## TASK TO COMPLETE
Among the entries, which lines carry the string "JSON"? Copy every one.

## DATA

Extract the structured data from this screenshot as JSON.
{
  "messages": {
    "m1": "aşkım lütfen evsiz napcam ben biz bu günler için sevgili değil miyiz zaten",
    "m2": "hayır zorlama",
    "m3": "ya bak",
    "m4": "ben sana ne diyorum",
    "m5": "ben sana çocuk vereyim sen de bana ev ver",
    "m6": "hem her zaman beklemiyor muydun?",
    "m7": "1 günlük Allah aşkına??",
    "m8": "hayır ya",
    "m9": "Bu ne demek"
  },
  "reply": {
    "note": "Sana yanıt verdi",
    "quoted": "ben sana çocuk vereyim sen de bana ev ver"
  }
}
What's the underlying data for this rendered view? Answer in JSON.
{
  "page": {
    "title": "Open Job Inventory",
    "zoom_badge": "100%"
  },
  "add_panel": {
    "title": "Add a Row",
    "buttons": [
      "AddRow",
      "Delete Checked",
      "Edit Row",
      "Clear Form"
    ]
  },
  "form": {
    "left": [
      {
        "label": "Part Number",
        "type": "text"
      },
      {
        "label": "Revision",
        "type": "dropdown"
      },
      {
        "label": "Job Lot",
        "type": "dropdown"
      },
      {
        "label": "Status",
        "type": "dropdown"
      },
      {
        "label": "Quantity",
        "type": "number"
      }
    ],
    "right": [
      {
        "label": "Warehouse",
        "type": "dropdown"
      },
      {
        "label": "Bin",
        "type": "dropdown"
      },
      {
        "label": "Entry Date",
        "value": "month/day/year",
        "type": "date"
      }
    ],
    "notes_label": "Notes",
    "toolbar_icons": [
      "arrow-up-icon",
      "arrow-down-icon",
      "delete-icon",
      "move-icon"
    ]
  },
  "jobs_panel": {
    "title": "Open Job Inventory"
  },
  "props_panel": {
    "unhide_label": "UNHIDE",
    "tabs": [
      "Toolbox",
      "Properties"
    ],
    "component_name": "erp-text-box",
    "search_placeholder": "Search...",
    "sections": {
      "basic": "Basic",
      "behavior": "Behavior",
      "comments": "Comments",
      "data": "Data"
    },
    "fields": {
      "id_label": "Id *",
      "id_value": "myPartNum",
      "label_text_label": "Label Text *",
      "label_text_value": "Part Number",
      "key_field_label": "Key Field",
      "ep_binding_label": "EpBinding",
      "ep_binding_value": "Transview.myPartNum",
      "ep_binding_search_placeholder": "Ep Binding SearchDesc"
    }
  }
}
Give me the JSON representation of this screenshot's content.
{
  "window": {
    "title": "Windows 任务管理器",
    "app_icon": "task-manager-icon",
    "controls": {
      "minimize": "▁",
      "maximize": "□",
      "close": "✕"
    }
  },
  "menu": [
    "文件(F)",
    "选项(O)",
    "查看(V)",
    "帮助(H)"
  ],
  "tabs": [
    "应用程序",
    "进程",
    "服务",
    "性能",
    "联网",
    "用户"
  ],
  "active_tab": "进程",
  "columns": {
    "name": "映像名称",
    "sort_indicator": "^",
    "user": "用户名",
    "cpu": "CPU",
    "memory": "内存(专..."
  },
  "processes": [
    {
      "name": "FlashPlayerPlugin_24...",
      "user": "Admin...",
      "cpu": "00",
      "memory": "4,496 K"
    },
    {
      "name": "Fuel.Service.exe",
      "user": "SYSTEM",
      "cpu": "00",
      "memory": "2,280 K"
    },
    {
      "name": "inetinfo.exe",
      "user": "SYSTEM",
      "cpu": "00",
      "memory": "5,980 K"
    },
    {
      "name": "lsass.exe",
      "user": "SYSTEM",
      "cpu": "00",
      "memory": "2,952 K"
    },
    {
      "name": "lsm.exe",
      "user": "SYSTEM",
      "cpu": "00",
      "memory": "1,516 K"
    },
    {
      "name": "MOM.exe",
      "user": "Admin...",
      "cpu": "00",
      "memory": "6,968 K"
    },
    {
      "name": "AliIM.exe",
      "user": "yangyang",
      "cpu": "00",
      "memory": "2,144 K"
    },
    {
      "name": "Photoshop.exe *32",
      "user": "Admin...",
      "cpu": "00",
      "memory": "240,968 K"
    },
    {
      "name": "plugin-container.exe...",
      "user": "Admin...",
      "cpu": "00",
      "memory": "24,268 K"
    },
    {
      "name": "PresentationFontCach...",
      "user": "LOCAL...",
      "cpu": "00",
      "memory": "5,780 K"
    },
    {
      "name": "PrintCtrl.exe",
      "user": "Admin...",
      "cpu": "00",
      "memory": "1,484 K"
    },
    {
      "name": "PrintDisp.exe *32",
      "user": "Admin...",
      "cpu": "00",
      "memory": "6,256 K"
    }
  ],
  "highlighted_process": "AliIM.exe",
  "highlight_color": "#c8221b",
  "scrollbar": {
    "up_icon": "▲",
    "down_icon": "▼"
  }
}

## OUTPUT OF THE EXERCISE
Extract the structured data from this screenshot as JSON.
What's the underlying data for this rendered view? Answer in JSON.
Give me the JSON representation of this screenshot's content.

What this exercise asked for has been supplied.